Records from a dataset
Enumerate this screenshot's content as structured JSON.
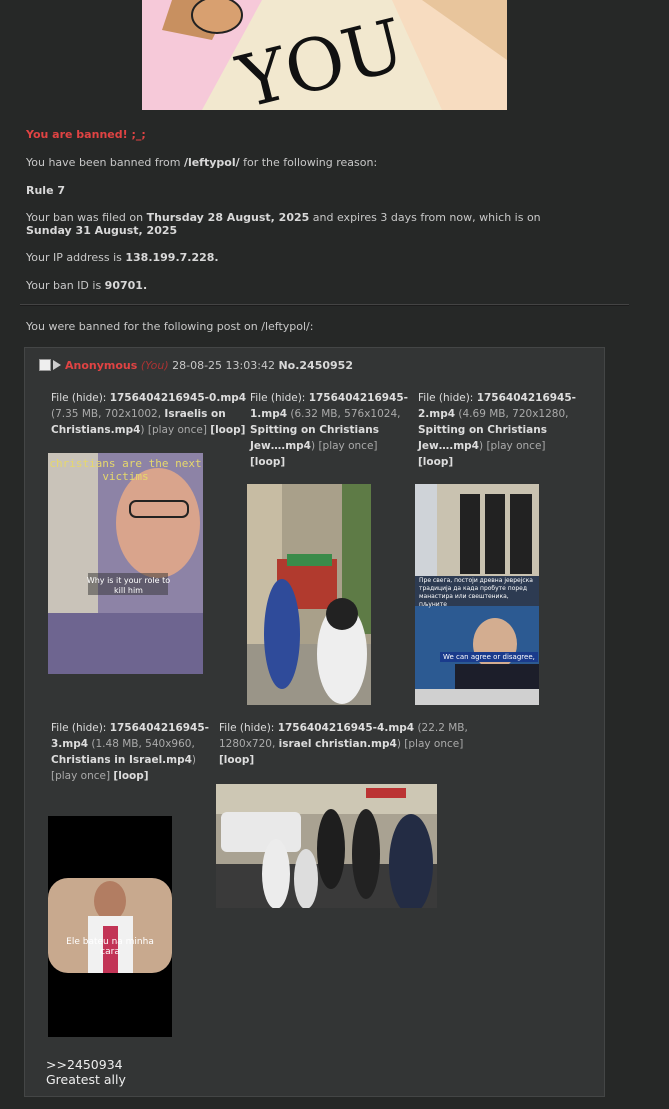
{
  "ban": {
    "title": "You are banned! ;_;",
    "board_sentence_pre": "You have been banned from ",
    "board": "/leftypol/",
    "board_sentence_post": " for the following reason:",
    "reason": "Rule 7",
    "filed_pre": "Your ban was filed on ",
    "filed_date": "Thursday 28 August, 2025",
    "filed_mid": " and expires 3 days from now, which is on ",
    "expire_date": "Sunday 31 August, 2025",
    "ip_pre": "Your IP address is ",
    "ip": "138.199.7.228.",
    "id_pre": "Your ban ID is ",
    "ban_id": "90701.",
    "post_intro": "You were banned for the following post on /leftypol/:",
    "image_text": "YOU"
  },
  "post": {
    "name": "Anonymous",
    "you": "(You)",
    "date": "28-08-25 13:03:42",
    "number": "No.2450952",
    "quote": ">>2450934",
    "message": "Greatest ally"
  },
  "files": [
    {
      "label": "File (hide):",
      "filename": "1756404216945-0.mp4",
      "meta": "(7.35 MB, 702x1002, ",
      "orig": "Israelis on Christians.mp4",
      "close": ")",
      "play": "[play once]",
      "loop": "[loop]",
      "caption_top": "christians are the next victims",
      "caption_mid": "Why is it your role to kill him"
    },
    {
      "label": "File (hide):",
      "filename": "1756404216945-1.mp4",
      "meta": "(6.32 MB, 576x1024, ",
      "orig": "Spitting on Christians Jew….mp4",
      "close": ")",
      "play": "[play once]",
      "loop": "[loop]"
    },
    {
      "label": "File (hide):",
      "filename": "1756404216945-2.mp4",
      "meta": "(4.69 MB, 720x1280, ",
      "orig": "Spitting on Christians Jew….mp4",
      "close": ")",
      "play": "[play once]",
      "loop": "[loop]",
      "caption_mid": "Пре свега, постоји древна јеврејска традиција да када пробуте поред манастира или свештеника, пљуните",
      "caption_low": "We can agree or disagree,"
    },
    {
      "label": "File (hide):",
      "filename": "1756404216945-3.mp4",
      "meta": "(1.48 MB, 540x960, ",
      "orig": "Christians in Israel.mp4",
      "close": ")",
      "play": "[play once]",
      "loop": "[loop]",
      "caption_mid": "Ele bateu na minha cara"
    },
    {
      "label": "File (hide):",
      "filename": "1756404216945-4.mp4",
      "meta": "(22.2 MB, 1280x720, ",
      "orig": "israel christian.mp4",
      "close": ")",
      "play": "[play once]",
      "loop": "[loop]"
    }
  ]
}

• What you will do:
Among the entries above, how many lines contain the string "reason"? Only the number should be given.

• Solution to this exercise:
2